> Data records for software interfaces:
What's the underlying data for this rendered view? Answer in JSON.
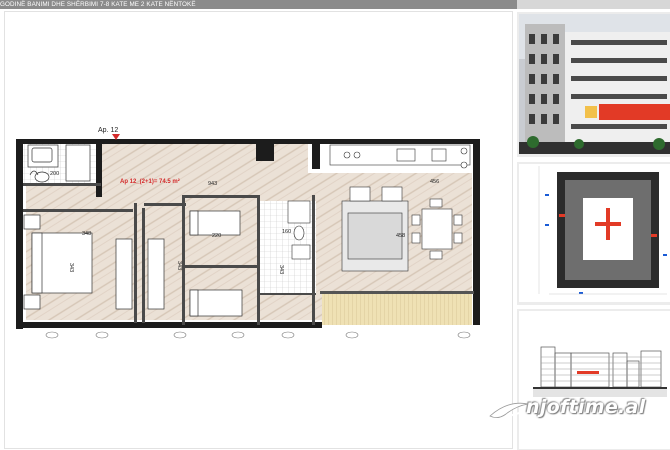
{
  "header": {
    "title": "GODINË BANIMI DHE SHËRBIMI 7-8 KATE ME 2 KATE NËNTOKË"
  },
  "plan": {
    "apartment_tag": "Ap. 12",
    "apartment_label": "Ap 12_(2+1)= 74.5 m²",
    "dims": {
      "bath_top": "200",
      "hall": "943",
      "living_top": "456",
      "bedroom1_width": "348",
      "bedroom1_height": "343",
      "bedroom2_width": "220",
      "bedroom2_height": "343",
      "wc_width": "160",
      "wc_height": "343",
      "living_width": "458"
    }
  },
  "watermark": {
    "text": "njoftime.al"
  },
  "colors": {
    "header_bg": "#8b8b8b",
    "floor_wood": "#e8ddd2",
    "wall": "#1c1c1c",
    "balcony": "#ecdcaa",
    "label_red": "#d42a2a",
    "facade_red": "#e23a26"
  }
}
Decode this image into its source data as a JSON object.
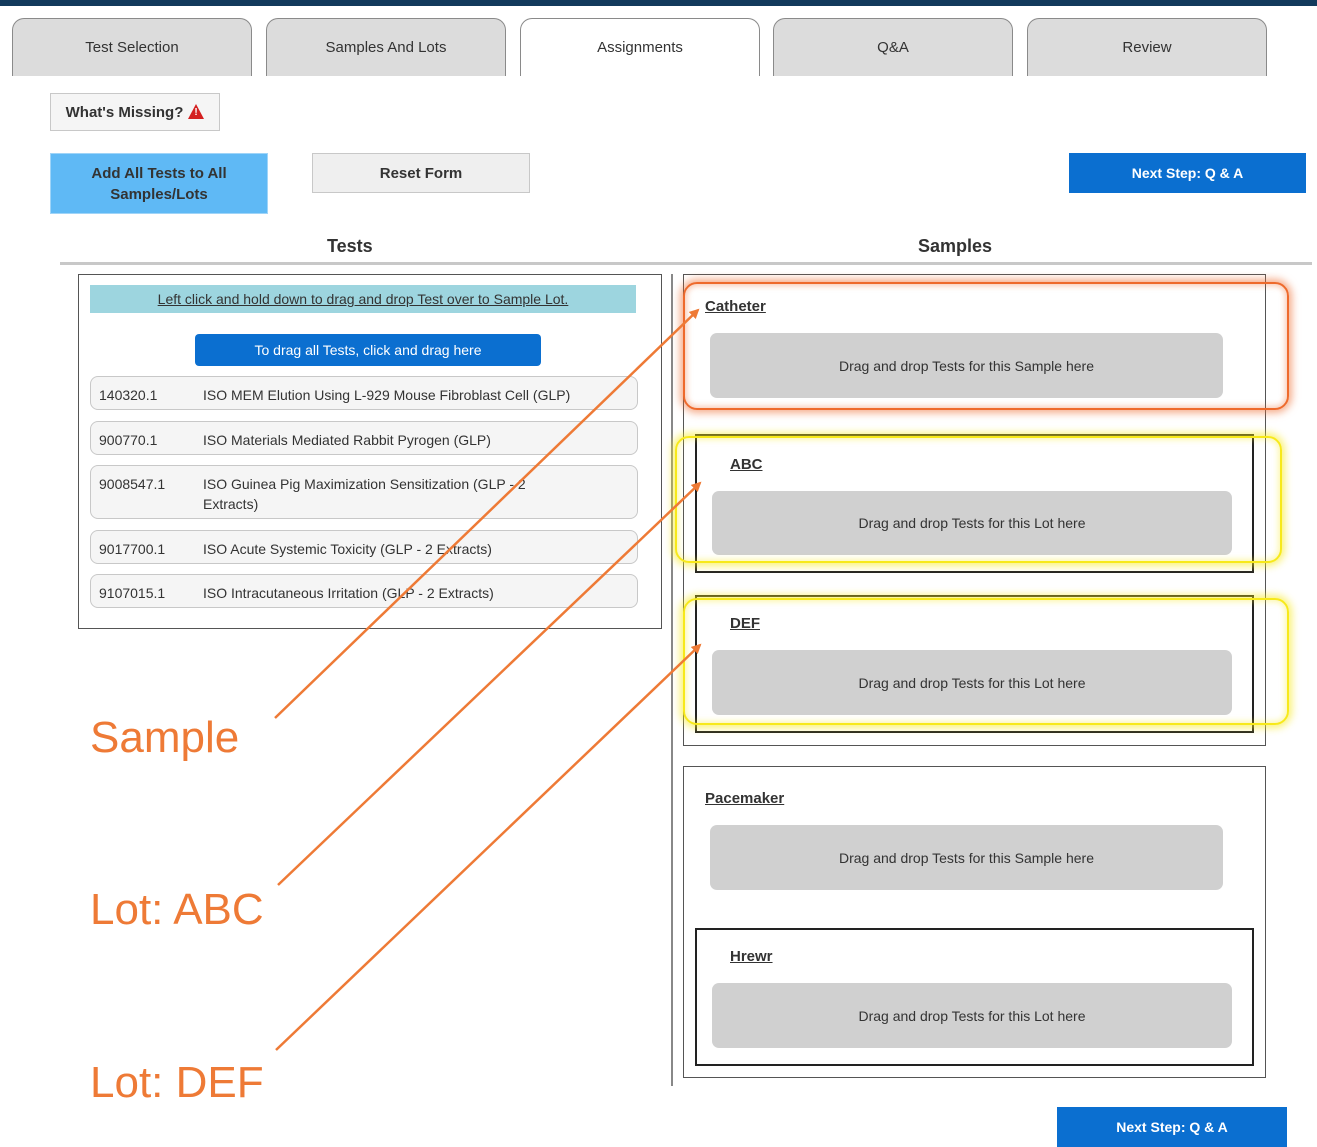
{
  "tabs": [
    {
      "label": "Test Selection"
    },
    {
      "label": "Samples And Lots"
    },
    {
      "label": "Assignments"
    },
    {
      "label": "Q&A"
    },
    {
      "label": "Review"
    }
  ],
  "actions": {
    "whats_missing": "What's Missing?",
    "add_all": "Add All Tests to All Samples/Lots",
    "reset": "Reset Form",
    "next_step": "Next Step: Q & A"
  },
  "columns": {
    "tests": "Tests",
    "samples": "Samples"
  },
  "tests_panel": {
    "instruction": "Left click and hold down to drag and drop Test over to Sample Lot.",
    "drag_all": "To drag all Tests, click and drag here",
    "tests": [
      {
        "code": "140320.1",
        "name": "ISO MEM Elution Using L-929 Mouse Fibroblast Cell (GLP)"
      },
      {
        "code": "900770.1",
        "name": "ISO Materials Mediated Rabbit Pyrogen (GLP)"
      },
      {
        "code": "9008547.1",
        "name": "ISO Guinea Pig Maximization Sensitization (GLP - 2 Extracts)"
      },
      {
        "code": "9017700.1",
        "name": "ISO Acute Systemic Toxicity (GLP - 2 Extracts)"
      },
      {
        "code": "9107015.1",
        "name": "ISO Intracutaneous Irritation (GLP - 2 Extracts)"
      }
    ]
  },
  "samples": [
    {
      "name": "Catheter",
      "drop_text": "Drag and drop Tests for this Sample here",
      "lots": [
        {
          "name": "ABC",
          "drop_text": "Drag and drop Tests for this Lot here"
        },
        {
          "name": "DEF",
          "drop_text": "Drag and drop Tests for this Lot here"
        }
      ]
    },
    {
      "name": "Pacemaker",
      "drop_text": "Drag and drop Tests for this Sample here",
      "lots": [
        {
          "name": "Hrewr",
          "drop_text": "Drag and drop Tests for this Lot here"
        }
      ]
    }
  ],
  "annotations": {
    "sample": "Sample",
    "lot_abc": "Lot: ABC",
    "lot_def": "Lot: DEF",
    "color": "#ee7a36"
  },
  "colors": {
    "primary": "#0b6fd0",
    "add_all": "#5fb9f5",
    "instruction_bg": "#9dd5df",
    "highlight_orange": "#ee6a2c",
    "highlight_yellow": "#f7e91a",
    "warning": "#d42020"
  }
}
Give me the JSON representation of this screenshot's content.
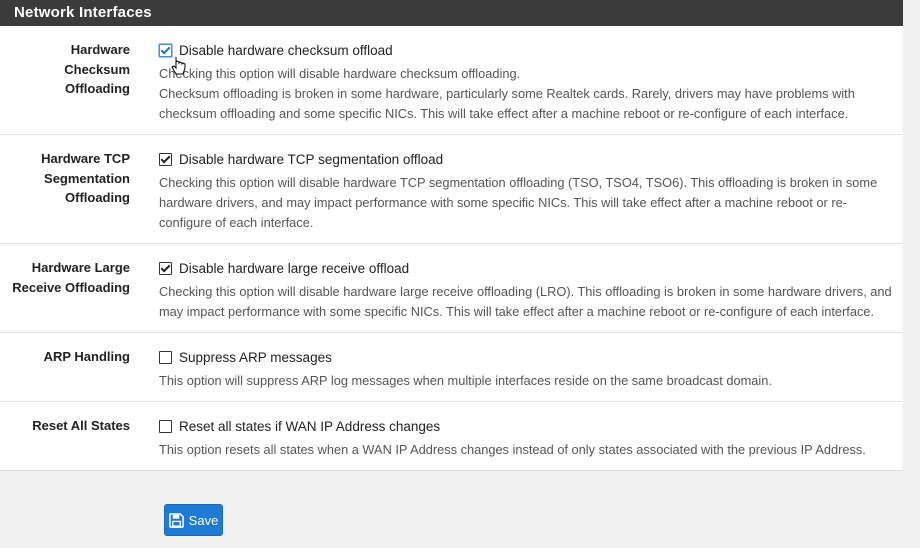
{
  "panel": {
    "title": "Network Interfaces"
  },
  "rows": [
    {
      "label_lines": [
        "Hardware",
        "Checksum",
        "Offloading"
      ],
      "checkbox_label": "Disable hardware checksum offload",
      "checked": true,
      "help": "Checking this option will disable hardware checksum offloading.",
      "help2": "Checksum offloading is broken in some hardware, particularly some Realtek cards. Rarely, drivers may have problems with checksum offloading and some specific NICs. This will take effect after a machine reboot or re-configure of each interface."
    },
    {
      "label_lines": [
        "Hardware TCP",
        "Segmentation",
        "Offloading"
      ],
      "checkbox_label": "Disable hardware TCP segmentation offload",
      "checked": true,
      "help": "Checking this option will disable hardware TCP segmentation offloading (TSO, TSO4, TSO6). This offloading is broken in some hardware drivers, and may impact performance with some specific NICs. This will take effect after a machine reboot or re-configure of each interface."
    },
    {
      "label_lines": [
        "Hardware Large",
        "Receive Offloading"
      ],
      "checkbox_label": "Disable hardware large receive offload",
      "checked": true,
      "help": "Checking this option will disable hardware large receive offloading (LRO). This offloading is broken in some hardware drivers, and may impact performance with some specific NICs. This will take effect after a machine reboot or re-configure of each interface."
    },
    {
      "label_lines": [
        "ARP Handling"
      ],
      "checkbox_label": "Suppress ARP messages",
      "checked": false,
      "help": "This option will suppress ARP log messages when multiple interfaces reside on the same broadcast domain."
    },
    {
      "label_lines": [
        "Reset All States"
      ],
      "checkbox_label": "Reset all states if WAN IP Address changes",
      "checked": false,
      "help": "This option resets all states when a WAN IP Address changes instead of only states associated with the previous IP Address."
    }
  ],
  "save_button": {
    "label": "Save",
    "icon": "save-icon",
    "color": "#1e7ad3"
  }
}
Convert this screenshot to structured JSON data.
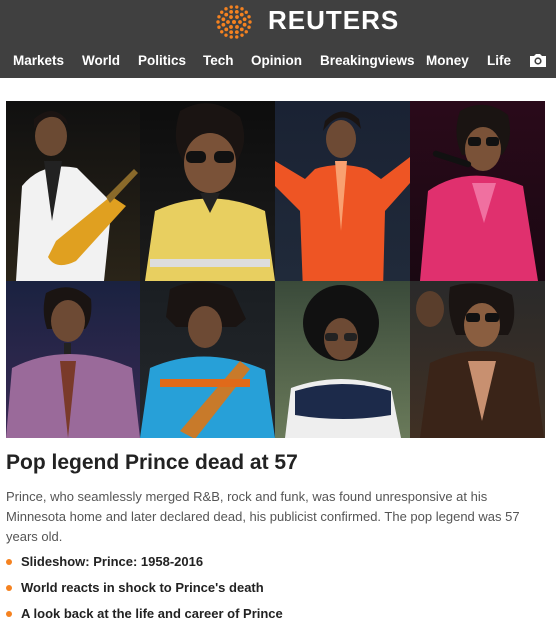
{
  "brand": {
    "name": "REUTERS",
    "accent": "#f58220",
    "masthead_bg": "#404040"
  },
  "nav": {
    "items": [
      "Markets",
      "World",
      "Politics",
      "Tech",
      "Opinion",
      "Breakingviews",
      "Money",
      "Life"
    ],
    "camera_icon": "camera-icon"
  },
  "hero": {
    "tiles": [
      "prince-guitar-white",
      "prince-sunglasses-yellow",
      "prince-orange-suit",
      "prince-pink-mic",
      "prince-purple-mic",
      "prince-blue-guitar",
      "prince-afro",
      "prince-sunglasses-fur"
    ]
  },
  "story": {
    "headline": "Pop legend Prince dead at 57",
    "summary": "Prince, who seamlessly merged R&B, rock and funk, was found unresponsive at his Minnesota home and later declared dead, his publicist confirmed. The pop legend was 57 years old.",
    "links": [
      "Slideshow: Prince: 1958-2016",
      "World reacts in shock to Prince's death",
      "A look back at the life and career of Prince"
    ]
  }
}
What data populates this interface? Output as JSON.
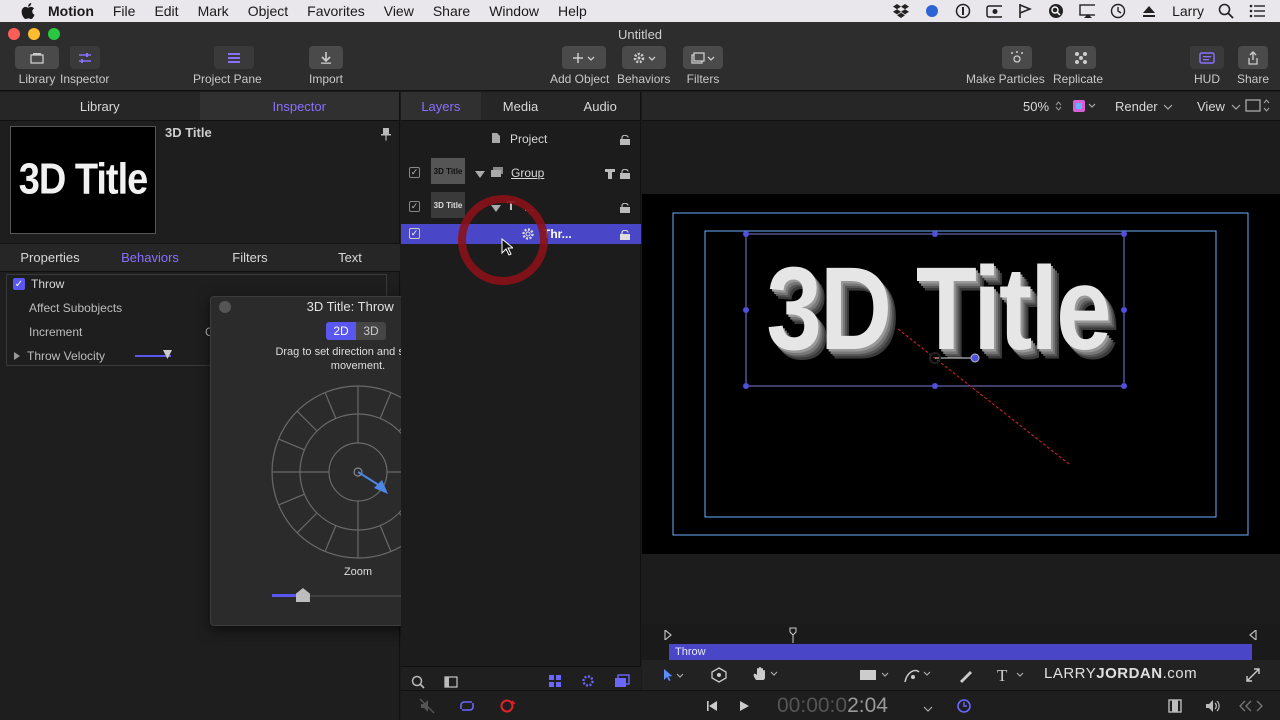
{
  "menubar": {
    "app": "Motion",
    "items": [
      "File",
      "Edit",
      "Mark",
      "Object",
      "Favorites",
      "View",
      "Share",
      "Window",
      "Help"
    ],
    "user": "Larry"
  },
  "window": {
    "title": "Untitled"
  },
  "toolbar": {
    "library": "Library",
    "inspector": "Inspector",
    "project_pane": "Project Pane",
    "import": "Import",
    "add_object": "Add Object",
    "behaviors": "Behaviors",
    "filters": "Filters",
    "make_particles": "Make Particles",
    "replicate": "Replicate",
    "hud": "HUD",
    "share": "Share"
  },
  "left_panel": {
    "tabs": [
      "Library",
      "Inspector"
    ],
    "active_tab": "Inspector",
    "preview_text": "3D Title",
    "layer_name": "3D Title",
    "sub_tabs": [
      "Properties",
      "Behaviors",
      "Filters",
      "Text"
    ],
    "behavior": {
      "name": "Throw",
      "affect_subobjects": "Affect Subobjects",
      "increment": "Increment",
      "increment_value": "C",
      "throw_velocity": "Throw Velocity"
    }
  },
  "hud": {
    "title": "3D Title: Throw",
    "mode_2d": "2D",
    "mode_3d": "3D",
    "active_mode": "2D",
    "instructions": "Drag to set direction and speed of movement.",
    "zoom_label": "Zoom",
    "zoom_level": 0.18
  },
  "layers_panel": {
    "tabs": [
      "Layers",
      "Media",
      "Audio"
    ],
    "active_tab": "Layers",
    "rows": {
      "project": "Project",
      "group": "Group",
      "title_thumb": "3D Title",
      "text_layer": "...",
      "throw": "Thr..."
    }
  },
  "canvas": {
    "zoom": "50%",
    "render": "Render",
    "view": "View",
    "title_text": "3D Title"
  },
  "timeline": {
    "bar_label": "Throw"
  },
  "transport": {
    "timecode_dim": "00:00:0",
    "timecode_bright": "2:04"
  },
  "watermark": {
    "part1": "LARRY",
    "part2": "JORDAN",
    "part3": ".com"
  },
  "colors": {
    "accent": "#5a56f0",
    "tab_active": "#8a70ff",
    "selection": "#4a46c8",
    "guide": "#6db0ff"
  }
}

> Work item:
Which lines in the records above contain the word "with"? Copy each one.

> Answer to this problem:
      "help2": "Checksum offloading is broken in some hardware, particularly some Realtek cards. Rarely, drivers may have problems with checksum offloading and some specific NICs. This will take effect after a machine reboot or re-configure of each interface."
      "help": "Checking this option will disable hardware TCP segmentation offloading (TSO, TSO4, TSO6). This offloading is broken in some hardware drivers, and may impact performance with some specific NICs. This will take effect after a machine reboot or re-configure of each interface."
      "help": "Checking this option will disable hardware large receive offloading (LRO). This offloading is broken in some hardware drivers, and may impact performance with some specific NICs. This will take effect after a machine reboot or re-configure of each interface."
      "help": "This option resets all states when a WAN IP Address changes instead of only states associated with the previous IP Address."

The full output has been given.